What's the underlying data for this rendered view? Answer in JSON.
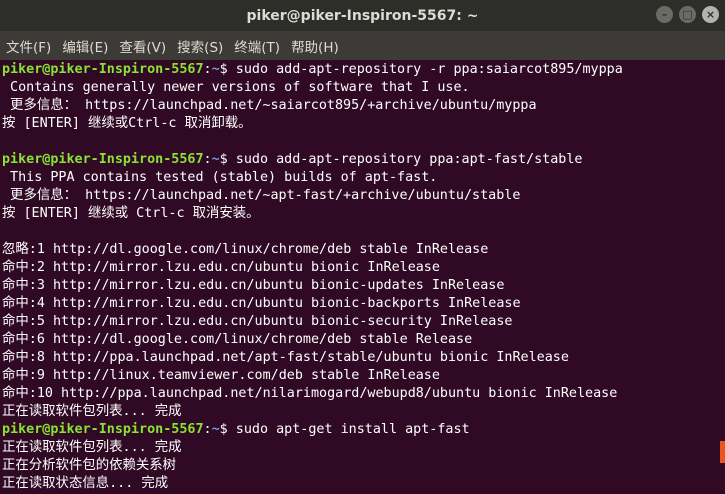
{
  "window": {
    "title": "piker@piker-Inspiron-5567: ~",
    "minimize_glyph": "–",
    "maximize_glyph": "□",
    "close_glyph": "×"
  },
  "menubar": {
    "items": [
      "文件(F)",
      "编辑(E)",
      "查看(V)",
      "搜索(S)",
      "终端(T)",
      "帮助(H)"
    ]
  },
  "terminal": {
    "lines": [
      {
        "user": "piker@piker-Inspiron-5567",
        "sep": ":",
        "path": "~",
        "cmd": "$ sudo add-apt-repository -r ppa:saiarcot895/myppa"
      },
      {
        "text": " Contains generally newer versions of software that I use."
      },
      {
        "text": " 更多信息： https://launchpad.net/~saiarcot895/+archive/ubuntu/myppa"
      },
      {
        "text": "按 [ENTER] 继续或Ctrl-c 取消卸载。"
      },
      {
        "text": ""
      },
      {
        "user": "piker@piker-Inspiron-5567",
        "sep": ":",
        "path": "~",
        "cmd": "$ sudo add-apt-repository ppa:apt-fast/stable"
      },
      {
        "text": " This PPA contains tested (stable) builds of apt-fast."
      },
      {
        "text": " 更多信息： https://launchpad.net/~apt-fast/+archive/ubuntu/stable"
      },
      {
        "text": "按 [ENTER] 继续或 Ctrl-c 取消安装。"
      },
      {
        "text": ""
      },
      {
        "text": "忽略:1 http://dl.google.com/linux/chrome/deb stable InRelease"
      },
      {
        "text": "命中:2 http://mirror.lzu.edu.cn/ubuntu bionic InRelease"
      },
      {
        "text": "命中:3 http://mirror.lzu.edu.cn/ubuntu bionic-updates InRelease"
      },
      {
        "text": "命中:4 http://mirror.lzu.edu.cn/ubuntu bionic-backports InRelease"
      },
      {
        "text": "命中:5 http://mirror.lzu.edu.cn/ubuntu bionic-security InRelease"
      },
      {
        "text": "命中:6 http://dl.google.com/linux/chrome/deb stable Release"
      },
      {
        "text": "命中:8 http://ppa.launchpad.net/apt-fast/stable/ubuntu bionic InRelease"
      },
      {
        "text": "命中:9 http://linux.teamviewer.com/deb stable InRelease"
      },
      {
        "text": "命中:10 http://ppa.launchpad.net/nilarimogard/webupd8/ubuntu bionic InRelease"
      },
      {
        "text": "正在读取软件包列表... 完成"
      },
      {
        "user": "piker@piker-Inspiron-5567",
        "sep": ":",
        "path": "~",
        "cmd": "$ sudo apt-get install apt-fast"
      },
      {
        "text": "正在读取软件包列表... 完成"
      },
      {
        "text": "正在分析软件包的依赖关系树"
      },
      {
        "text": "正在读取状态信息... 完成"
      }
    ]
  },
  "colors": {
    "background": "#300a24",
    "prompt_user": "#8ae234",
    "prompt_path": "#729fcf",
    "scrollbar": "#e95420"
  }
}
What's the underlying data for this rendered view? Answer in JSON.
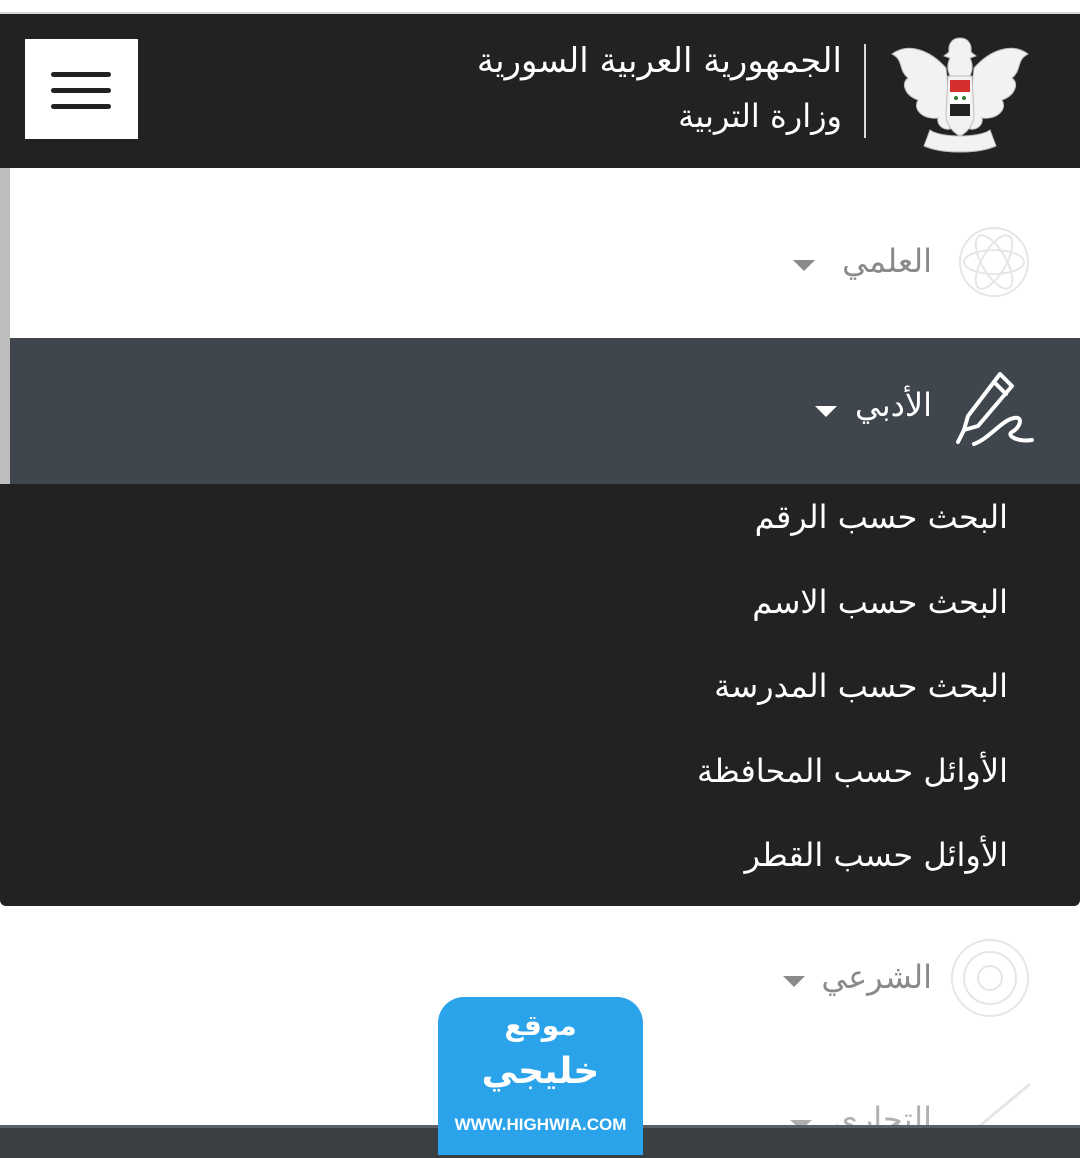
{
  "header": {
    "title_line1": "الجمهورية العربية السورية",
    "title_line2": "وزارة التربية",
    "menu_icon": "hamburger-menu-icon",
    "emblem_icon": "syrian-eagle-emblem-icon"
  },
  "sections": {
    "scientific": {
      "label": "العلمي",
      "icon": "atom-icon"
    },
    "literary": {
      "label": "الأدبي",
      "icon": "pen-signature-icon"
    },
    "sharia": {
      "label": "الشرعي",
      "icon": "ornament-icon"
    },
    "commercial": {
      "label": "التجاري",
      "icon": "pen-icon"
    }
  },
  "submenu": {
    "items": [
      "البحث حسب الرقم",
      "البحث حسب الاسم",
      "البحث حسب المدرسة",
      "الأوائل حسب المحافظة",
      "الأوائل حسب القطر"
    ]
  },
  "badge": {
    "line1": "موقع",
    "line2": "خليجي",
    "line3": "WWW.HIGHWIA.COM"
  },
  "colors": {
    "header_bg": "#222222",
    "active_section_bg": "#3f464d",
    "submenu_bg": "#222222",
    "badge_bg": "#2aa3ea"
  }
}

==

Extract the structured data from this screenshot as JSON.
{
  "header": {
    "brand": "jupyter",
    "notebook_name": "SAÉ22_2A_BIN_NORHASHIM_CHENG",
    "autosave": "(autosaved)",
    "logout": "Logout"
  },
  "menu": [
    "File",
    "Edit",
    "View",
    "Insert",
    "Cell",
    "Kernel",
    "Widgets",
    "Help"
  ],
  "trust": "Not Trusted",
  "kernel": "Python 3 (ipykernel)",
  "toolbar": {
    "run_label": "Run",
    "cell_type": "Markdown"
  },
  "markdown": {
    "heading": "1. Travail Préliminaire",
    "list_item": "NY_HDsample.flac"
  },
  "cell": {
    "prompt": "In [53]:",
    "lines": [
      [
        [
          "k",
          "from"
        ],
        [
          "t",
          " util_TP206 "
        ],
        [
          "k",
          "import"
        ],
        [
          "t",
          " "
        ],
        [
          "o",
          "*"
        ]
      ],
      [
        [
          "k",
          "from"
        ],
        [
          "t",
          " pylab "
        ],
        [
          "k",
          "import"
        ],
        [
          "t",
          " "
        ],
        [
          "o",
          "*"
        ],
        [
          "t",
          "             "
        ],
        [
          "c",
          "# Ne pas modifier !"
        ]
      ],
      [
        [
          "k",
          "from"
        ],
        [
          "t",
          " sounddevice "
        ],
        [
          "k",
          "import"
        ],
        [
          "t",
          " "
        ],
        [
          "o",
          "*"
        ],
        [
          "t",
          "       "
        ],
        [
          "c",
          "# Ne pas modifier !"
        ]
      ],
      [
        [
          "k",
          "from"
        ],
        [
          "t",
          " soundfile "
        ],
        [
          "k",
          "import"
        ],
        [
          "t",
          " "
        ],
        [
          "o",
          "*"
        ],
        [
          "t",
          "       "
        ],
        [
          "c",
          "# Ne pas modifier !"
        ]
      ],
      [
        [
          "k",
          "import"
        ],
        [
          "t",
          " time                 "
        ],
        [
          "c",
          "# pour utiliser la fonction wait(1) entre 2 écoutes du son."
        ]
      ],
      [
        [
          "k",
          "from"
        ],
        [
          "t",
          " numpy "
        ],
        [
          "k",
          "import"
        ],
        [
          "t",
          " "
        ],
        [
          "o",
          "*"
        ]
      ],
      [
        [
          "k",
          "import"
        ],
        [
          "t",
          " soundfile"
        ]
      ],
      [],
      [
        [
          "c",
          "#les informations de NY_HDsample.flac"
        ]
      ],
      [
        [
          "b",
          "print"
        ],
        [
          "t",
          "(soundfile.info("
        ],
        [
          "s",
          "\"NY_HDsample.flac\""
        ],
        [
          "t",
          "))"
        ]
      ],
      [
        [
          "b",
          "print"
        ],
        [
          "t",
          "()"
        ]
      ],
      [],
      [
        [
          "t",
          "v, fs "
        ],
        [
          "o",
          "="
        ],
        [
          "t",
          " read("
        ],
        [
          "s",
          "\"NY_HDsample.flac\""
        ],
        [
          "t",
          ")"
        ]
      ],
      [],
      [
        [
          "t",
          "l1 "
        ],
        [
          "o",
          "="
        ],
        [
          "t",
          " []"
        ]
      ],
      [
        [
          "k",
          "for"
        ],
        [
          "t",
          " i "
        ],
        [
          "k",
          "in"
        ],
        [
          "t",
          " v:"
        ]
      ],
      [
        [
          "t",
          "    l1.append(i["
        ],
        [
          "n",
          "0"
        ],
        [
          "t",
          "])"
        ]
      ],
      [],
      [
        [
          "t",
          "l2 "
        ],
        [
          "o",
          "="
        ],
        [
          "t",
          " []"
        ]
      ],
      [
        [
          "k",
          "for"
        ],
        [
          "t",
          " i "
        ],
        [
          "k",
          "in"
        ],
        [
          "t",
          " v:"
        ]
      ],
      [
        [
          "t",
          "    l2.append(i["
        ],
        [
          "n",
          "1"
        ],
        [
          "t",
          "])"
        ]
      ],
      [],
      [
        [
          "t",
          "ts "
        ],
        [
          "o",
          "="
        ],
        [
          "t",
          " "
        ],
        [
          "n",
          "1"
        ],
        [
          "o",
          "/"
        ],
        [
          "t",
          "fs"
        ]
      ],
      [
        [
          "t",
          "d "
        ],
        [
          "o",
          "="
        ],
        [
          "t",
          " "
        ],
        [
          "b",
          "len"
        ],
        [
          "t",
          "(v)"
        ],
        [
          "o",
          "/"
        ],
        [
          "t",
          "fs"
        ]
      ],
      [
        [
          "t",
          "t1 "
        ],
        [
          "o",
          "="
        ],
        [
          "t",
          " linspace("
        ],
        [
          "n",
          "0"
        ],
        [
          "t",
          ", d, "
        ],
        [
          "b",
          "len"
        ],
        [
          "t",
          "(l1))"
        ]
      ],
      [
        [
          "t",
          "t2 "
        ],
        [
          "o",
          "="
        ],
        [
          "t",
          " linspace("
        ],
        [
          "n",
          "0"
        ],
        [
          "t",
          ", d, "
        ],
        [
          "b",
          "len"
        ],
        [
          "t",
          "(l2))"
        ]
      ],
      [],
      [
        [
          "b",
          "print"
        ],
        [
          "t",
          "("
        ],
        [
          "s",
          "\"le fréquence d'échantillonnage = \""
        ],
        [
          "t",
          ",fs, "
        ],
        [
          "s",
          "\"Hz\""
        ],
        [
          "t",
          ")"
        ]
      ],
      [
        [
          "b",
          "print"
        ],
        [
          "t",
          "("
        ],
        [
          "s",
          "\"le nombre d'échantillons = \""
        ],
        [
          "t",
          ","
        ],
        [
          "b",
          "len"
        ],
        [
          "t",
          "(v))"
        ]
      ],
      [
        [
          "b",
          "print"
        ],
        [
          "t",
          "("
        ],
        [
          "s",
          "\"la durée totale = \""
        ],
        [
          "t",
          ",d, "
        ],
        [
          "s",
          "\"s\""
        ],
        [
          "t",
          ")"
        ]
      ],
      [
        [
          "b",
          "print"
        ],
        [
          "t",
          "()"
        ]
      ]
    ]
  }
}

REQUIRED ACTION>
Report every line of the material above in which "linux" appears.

ANSWER BOX>
        "text": "忽略:1 http://dl.google.com/linux/chrome/deb stable InRelease"
        "text": "命中:6 http://dl.google.com/linux/chrome/deb stable Release"
        "text": "命中:9 http://linux.teamviewer.com/deb stable InRelease"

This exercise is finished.